The presence of population structure in a GWA study, not taken account of in the analysis, can lead to over-dispersion of the corresponding association test statistics. One approach to combat this problem is to correct test statistics by the genomic control inflation factor. This factor is given by the median of the test statistics, divided by its expectation under the null hypothesis of no association, which is 0.456 in the context of an allelic-effect based analysis [

11]. Users have the option to correct each study for potential population structure, hence the genomic control inflation factor is calculated separately for directly genotyped and imputed SNPs, denoted

*λ*_{Di }and

*λ*_{D*i}, respectively, for the

*i*th study [

4,

15]. The variance of each SNP in the study is then inflated by the relevant genomic control inflation factor so that

, where

*K *is replaced by

*D *or

*D**, as appropriate. Furthermore, users have the option of correcting for between-study variation across the meta-analysis so that

. In this expression,

*λ *is the genomic control inflation factor over all meta-analysed association test statistics, genome-wide.

Testing for heterogeneity between studies

To test for consistency of allelic effects across studies at the same SNP, GWAMA calculates two summary statistics of heterogeneity [

16]. Cochran's statistic

provides a test of heterogeneity of allelic effects at the

*j*th SNP, and has an approximate χ

^{2 }distribution with

*N*_{j}-1 degrees of freedom under the null hypothesis of consistency where

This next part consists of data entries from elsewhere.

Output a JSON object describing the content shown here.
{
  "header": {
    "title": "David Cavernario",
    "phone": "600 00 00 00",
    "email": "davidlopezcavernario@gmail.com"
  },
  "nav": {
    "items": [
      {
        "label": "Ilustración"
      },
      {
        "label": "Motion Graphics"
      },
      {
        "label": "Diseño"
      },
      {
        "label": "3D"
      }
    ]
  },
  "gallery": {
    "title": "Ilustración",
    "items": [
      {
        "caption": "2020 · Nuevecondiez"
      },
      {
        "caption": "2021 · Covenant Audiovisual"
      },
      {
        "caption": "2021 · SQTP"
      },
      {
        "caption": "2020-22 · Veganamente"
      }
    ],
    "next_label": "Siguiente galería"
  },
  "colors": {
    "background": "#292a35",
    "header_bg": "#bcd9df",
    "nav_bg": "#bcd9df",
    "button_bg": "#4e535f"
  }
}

*N*_{j }denotes the number of studies for which an allelic effect is reported. An alternative statistic,

, quantifies the extent of heterogeneity in allelic effects across studies, over and over that expected by chance, and is more robust than

*Q*_{j }to variability in the number of studies included in the meta-analysis [

17,

18].

Random effects meta-analysis

In the presence of heterogeneity of allelic effects between studies, it is common to perform random-effects meta-analysis in order to correct the deflation in the variance of the fixed-effects estimate [

19]. The random-effects variance component at the

*j*th SNP is given by

and is used to inflate the variance of the estimated allelic effect in each study. The combined allelic effect across all studies at the SNP is then given by

where

. The variance of the combined allelic effect across studies is given by

. As in the fixed-effects meta-analysis, the statistic

has an approximate χ

^{2 }distribution with one degree of freedom, and this provides the basis of a test of association of the trait with the

*j*th SNP, allowing for heterogeneity of allelic effects between studies.

Output and analysis summaries

For each SNP, GWAMA will output a variety of summary information and statistics: (i) reference allele to which effects have been aligned and the corresponding non-reference allele; (ii) meta-analysis allelic effect estimate and standard error (or odds ratio and 95% confidence interval for a dichotomous phenotype); (iii) meta-analysis association test statistic, and corresponding *p*-value; (iv) heterogeneity test statistics *Q *(with *p*-value) and *I*^{2}; (v) heterogeneity summary, where each study is coded as '+' for increased effect of the reference allele, '-' for decreased effect of the reference allele, '0' for no effect of the reference allele, at a pre-specified significance threshold, and '?' if the study did not report an effect for the SNP. The output from GWAMA can be used with R scripts, supplied with the software, to generate QQ and Manhattan plots to summarise the genome-wide meta-analysis.